On December 18th, we use that ancient circumlocution for the Lord whose Name is so holy that it must not be uttered: O Adonai! The One who spoke to Moses “in a flame of fire in the bush,” the One whose back alone could be seen at Sinai, the One who gave Israel the Law is also about to reveal Himself in the confines of a manger.

God once led a prophet named Samuel to a shepherd named Jesse to offer a sacrifice that would sanctify his family tree and anoint a new king of Israel: David. After the great reign of David, Israel’s hopes were set upon another king who would come from this sanctified line. On December 19th, we recite those words of the prophet Isaiah: O Radix Jesse! “In that day the root of Jesse shall stand as an ensign to the people; unto him shall the nations seek, and his dwellings shall be glorious.” The antiphon proclaims that kings shall shut their mouths before this long-awaited root of Jesse.

As evening sets on December 20th, we can grasp by the heart the key of David: O Clavis David! What sort of key is David’s key? David used it to free Israel, but it is by that same key that captives may set free forever. That is the key that Christ holds — a key which opens that which can never be shut again, a key which closes the door on darkness and opens us to perpetual light. This is the key for which our hearts should burn.
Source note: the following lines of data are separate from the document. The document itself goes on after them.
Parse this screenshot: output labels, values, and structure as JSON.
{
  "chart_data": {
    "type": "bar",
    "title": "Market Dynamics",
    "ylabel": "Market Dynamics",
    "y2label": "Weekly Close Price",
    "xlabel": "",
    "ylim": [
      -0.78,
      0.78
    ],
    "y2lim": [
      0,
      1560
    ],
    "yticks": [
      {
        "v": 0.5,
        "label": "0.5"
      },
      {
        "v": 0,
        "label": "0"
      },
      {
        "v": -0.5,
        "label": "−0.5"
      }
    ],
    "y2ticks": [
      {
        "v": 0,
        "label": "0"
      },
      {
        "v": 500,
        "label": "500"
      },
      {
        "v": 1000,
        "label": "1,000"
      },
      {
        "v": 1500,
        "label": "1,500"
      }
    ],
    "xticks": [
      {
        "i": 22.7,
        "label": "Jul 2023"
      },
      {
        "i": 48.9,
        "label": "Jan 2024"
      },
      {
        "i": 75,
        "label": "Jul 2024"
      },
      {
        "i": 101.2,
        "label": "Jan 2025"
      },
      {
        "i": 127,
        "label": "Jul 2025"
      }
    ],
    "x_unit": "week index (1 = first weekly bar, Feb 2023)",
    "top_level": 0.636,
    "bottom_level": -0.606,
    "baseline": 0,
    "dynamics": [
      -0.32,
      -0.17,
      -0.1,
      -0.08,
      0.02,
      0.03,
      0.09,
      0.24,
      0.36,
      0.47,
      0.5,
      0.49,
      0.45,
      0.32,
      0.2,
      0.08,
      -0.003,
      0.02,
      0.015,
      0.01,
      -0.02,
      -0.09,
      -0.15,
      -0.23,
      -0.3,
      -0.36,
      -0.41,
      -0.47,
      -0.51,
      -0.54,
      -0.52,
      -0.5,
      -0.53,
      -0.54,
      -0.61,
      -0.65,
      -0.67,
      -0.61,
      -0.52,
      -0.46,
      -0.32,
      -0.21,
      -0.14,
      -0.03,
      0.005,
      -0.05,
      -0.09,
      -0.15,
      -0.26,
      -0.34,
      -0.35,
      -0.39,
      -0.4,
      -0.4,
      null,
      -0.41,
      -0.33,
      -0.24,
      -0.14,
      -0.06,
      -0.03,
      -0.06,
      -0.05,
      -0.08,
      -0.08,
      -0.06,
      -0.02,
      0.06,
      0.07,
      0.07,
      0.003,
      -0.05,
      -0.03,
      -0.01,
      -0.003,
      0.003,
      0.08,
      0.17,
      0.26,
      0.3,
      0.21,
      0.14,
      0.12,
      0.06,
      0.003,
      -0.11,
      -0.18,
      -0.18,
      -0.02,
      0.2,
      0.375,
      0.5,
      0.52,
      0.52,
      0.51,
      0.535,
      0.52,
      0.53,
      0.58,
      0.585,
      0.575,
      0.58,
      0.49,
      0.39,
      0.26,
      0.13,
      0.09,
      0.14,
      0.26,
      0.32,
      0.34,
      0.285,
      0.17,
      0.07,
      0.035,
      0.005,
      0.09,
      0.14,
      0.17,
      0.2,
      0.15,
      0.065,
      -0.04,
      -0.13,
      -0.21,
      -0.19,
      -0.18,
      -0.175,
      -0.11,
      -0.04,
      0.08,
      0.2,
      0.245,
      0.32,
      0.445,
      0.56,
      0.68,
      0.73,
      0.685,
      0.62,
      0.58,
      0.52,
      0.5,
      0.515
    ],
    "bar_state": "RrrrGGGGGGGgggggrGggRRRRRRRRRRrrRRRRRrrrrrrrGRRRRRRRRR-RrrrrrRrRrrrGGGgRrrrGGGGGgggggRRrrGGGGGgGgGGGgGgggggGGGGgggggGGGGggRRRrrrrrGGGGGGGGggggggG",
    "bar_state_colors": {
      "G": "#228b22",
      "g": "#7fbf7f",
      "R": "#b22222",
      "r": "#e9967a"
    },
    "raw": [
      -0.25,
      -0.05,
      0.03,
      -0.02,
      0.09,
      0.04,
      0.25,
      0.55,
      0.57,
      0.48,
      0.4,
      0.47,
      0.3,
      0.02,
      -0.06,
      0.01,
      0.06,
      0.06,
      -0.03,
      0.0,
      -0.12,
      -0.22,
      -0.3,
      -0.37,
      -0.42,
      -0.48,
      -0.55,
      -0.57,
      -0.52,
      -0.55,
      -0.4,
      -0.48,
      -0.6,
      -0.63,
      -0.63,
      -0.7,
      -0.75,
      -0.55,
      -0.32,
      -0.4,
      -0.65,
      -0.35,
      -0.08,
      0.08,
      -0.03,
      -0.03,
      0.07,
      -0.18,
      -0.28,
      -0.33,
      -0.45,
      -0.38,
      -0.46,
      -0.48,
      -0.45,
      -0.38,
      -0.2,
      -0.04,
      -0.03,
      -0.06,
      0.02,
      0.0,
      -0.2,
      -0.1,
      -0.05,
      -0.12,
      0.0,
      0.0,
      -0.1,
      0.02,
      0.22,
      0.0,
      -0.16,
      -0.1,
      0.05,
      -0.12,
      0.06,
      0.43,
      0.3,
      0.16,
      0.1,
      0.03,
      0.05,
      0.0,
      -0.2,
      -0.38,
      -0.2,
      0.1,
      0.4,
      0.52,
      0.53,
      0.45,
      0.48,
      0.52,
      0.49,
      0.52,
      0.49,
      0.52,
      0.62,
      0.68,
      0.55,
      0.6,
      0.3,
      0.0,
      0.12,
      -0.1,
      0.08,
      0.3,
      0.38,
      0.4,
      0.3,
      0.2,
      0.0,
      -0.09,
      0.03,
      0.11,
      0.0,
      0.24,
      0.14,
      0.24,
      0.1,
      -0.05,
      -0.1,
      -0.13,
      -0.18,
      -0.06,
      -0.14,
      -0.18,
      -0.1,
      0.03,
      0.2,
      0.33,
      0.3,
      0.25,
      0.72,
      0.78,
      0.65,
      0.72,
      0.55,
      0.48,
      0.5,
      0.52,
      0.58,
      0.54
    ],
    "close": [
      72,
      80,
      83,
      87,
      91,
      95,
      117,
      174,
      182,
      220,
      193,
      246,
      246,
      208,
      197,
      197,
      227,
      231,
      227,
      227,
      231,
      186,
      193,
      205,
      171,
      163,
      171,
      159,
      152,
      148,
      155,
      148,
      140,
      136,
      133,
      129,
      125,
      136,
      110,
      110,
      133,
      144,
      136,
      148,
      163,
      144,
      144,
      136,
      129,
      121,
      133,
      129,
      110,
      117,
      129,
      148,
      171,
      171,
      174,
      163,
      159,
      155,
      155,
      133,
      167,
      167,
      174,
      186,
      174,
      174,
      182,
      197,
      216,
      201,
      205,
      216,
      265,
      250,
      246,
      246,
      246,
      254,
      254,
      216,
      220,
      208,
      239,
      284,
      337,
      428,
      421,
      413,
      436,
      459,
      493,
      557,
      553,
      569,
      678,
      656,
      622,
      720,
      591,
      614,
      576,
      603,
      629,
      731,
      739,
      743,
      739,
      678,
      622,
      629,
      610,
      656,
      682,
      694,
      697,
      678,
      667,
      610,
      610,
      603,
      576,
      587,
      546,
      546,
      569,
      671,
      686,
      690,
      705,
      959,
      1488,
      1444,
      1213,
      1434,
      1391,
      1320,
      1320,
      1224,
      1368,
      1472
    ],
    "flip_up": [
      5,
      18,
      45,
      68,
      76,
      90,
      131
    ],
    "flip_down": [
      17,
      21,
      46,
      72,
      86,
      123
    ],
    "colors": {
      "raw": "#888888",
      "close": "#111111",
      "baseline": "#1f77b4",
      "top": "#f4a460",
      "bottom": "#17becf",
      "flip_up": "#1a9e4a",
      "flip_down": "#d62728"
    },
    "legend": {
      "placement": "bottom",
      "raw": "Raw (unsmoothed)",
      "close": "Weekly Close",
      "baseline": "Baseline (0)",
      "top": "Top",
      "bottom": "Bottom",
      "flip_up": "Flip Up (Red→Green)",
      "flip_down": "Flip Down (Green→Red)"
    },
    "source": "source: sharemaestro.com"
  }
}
Our hearts should face eastward, towards the Dayspring, towards the splendor of Eternal Light: O Oriens! The antiphon for December 21st calls him the “Sun of Justice” who can enlighten those whose judgments sit in darkness — how many of our judgments or the judgments of others are unjust? How much do we need the Sun of Justice to illumine the nations? O Come, O Come!

O Rex Gentium — we say the words, “O King of Nations,” to which the antiphon adds, “and their Desire.” On December 22nd we beg the “Desire of Nations” to come and save us from our torrential downfall into nothingness. “Come and save man,” save Jew and Gentile alike, O King, O Desire of Nations! Extraordinary to think about Christ’s Kingship as Desire Itself — the Desire which precedes and exceeds all our restless desires which lead us nowhere unless they find their rest in Him.

Finally, the last of the great antiphons: O Emmanuel! God with us as King, as Lawgiver, as the Hope of nations, as Savior, as “Our Lord and Our God” — Advent culminates all of Israel’s hopes, and the hope of all nations, in One who is to come, and who has come to us through Mary’s immaculate womb.

There is often so little room in our hearts. But the Great Antiphons of this last week of Advent help us to prepare a place for Jesus Christ, so that He might lay upon the straw of all our desires.